An Outreach Project by Chris Trader | Return To Outreach Projects 2010
The following is a brochure created for Stanford Sleep and Dreams. If it is difficult to read using the images, you may view the text here. Unfortunately, there is no download available for this brochure.
Narcolepsy is a Chronic Neurological disorder caused by the brains inability to regulate sleep and wake cycles normally. At random times throughout day people with narcolepsy face strong urges to sleep and sometimes will fall asleep for several seconds to several minutes. Narcoleptic episodes can occur at any time, which makes this sleep disorder extremely disabling; one can fall asleep while at work, school, playing a game, or even driving. A French physician first clinically reported narcolepsy in 1880, however, the involvement of REM sleep in narcolepsy was not demonstrated until 1960.
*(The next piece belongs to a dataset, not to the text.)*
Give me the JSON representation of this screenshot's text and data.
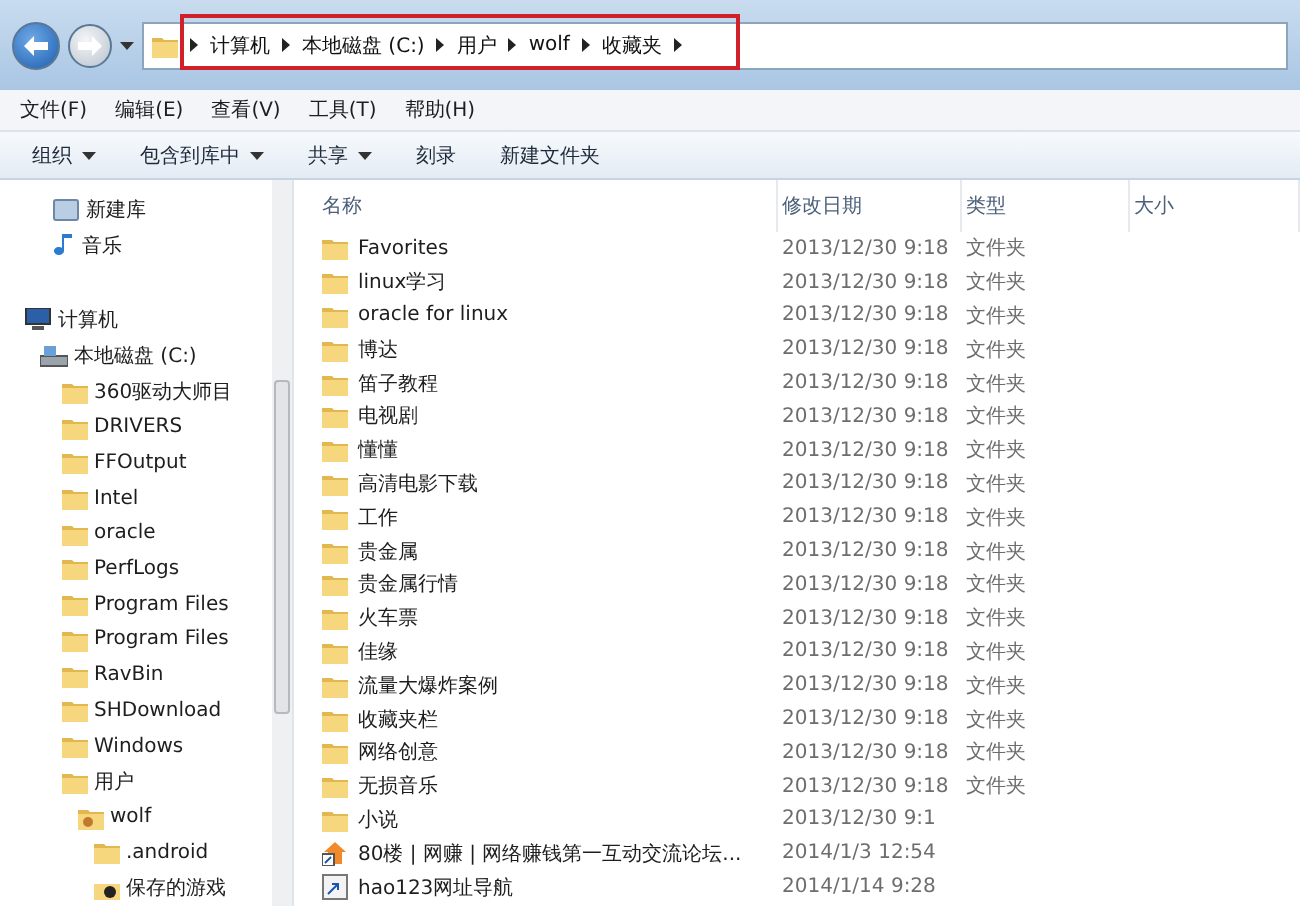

The most common symptoms include excessive daytime sleepiness (EDS) and Cataplexy. EDS occurs whether or not the narcoleptic person has sufficient sleep at night. People with narcolepsy report a sense of cloudiness, lack of energy, depressed mood, or extreme exhaustion. Cataplexy consists of a loss of muscle tone that leads to a feeling of weakness and a loss of voluntary muscle control. Other less common symptoms include hallucinations and sleep paralysis. Symptoms generally appear between the ages 10 and 25 but they can show up at any age. Symptoms tend to get worse over time.
None of the major symptoms are exclusive to Narcolepsy, thus two tests are generally needed in order to diagnose the disorder. The polysomnogram (PSG) and the Multiple Sleep Latency Test (MSLT). The PSG tests can confirm whether REM sleep occurs at abnormal times, which would be a sign of narcolepsy. The MSLT measures the time it takes for a person to fall asleep. The average sleep latency is about 10 minutes, so if a person falls asleep in less than 5 minutes it would suggest narcolepsy.
Narcolepsy affects more than 250,00 Americans. It generally appears in adolescence and endures throughout the life of the patient. It occurs around the globe in every racial group. It affects men and women equally. Direct relatives of narcoleptics have an increased risk of developing the disease. Other factors such as infection, immune-system dysfunction and trauma may be a cause. Narcolepsy is underrecognized and underdiagnosed.
There is no cure for Narcolepsy at this time. Symptoms can be relieved with medications. Stimulants such as amphetamines can give a narcoleptic person normal alertness during the daytime. Other medications are used to suppress cataplectic incidents. One should also change behavior to reduce symptoms. People should take naps when they are tired, improve nighttime sleep quality and exercise daily. Also, avoid alcohol, smoking and caffeine. All symptoms cannot be totally relieved, so one should always take precautions before driving.
If you think you have narcolepsy, see your physician. If you would like further information you can visit: www.ninds.nih.gov/disorders/narcolepsy or contact:
Narcolepsy Network, Inc.
110 Ripple Lane
North Kingstown, RI 02852
Tel: 888-292-6522 401-667-2523
National Sleep Foundation
1522 K Street NW
Washington, DC 20005
Welcome! This site is continuously being created by students of Dr. William C. Dement's Sleep And Dreams course at Stanford University.
We made this site as a call to action for people all over the world to live healthier, happier, safer, and more productive lives by learning about their own sleep. We have faith that reading the information provided on this site will motivate you to be smart about your sleep deprivation and strategic about your alertness in order to live life to your fullest, most energetic potential.
In fact, we challenge you to do so! What do you say, are you up for the challenge?
Dr. Dement's pioneering textbook has been the core text for Sleep and Dreams since 1980, but it has just recently been made available to the wider public for the first time.
In it you'll find a more detailed account of the most important things you need to know about sleep, alertness, dreams, and sleep disorders. Studies, statistics, plus plenty of Dr. Dement's classic anecdotes painting the history of sleep medicine.
A revolution in personal sleep tracking, the Zeo is a wireless headband that transmits your brainwaves in realtime to a dock (pictured here) or your smartphone. The result? You can wake up and see exactly what stages of sleep you were in during the night! Unprecedented personalized sleep knowledge.
Ever woken up paralyzed? A surprising number of us have, believe it or not. But few know the actual causes of this phenomenon, and fewer still how to exert control over it. Dream researcher and sleep paralysis expert Ryan Hurd shares breakthrough insights into how to do just that.
The information found on this page and throughout this site is intended for general information purposes only. While it may prove useful and empowering, it is NOT intended as a substitute for the expertise and judgments of healthcare practitioners.
For more info, see our